── Entries provided

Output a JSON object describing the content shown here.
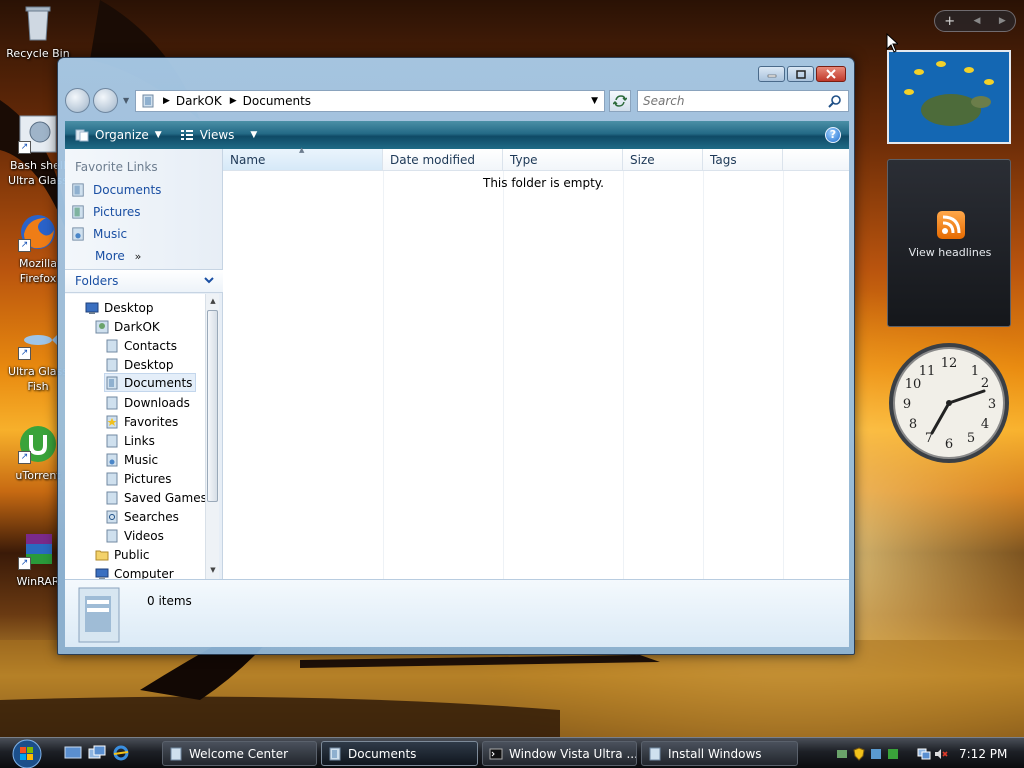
{
  "desktop": {
    "icons": [
      {
        "label": "Recycle Bin",
        "name": "recycle-bin-icon"
      },
      {
        "label": "Bash shell Ultra Glass",
        "name": "bash-shell-icon"
      },
      {
        "label": "Mozilla Firefox",
        "name": "firefox-icon"
      },
      {
        "label": "Ultra Glass Fish",
        "name": "fish-icon"
      },
      {
        "label": "uTorrent",
        "name": "utorrent-icon"
      },
      {
        "label": "WinRAR",
        "name": "winrar-icon"
      }
    ]
  },
  "window": {
    "address": {
      "crumbs": [
        "DarkOK",
        "Documents"
      ]
    },
    "search": {
      "placeholder": "Search"
    },
    "toolbar": {
      "organize_label": "Organize",
      "views_label": "Views",
      "help_label": "?"
    },
    "favorite_links": {
      "title": "Favorite Links",
      "items": [
        "Documents",
        "Pictures",
        "Music"
      ],
      "more_label": "More"
    },
    "folders": {
      "header": "Folders",
      "tree": [
        "Desktop",
        "DarkOK",
        "Contacts",
        "Desktop",
        "Documents",
        "Downloads",
        "Favorites",
        "Links",
        "Music",
        "Pictures",
        "Saved Games",
        "Searches",
        "Videos",
        "Public",
        "Computer"
      ]
    },
    "columns": [
      "Name",
      "Date modified",
      "Type",
      "Size",
      "Tags"
    ],
    "empty_message": "This folder is empty.",
    "details": {
      "items_count": "0 items"
    }
  },
  "sidebar": {
    "feed_label": "View headlines"
  },
  "taskbar": {
    "buttons": [
      "Welcome Center",
      "Documents",
      "Window Vista Ultra ...",
      "Install Windows"
    ],
    "time": "7:12 PM"
  }
}
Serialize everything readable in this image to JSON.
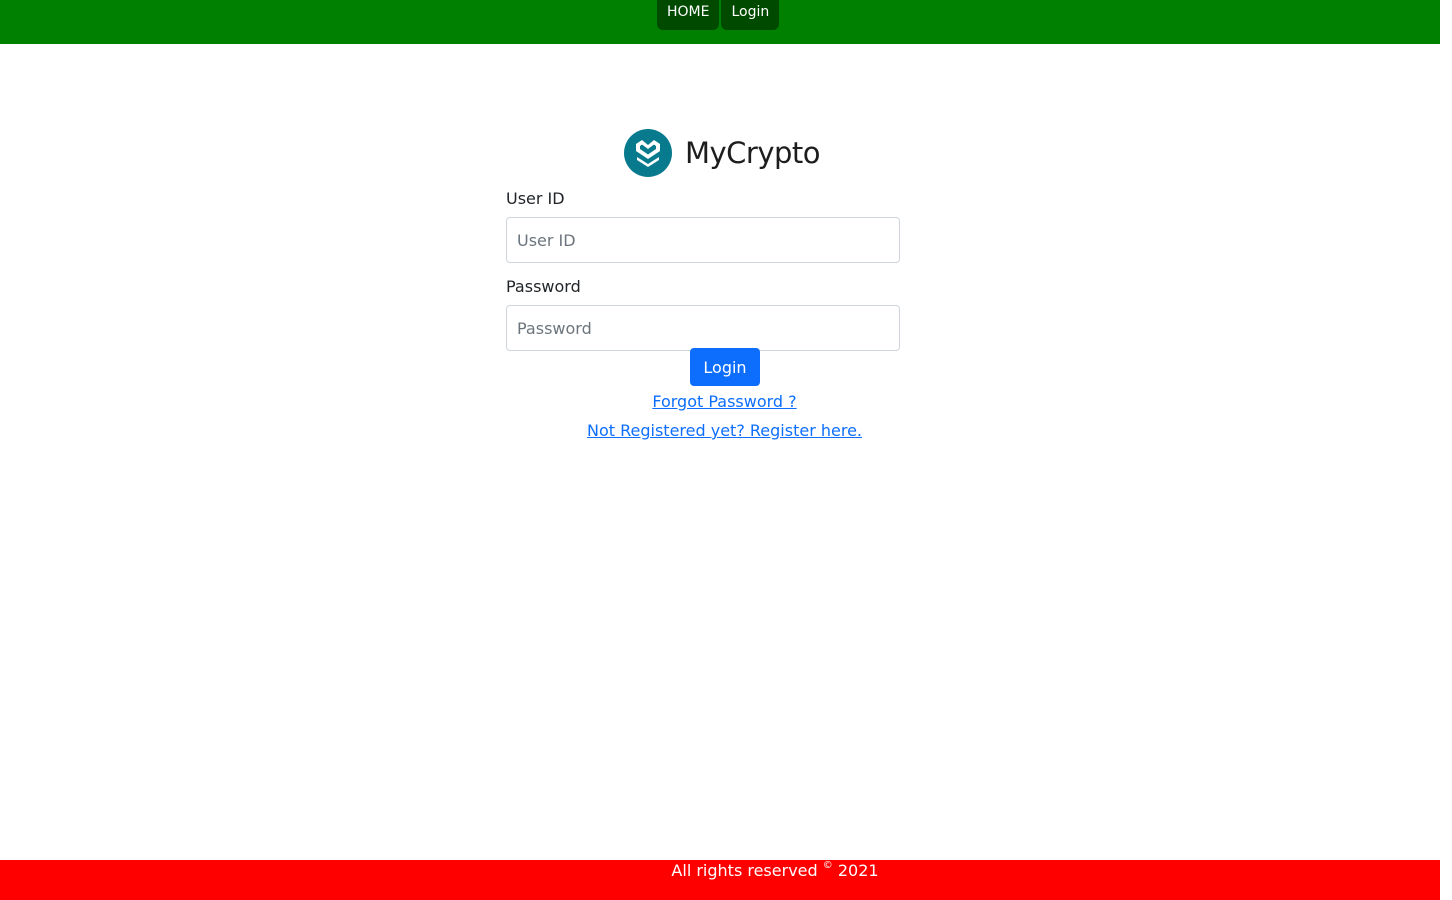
{
  "nav": {
    "items": [
      {
        "label": "HOME"
      },
      {
        "label": "Login"
      }
    ]
  },
  "logo": {
    "text": "MyCrypto",
    "icon": "mycrypto-logo-icon",
    "color": "#087a8e"
  },
  "form": {
    "user_id_label": "User ID",
    "user_id_placeholder": "User ID",
    "user_id_value": "",
    "password_label": "Password",
    "password_placeholder": "Password",
    "password_value": "",
    "login_button": "Login",
    "forgot_link": "Forgot Password ?",
    "register_link": "Not Registered yet? Register here."
  },
  "footer": {
    "text_before": "All rights reserved ",
    "symbol": "©",
    "year": " 2021"
  },
  "colors": {
    "navbar": "#008000",
    "nav_button": "#004a00",
    "primary": "#0d6efd",
    "footer": "#ff0000"
  }
}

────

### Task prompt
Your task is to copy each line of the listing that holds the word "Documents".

### Expected output
        "Documents"
        "Documents",
        "Documents",
      "Documents",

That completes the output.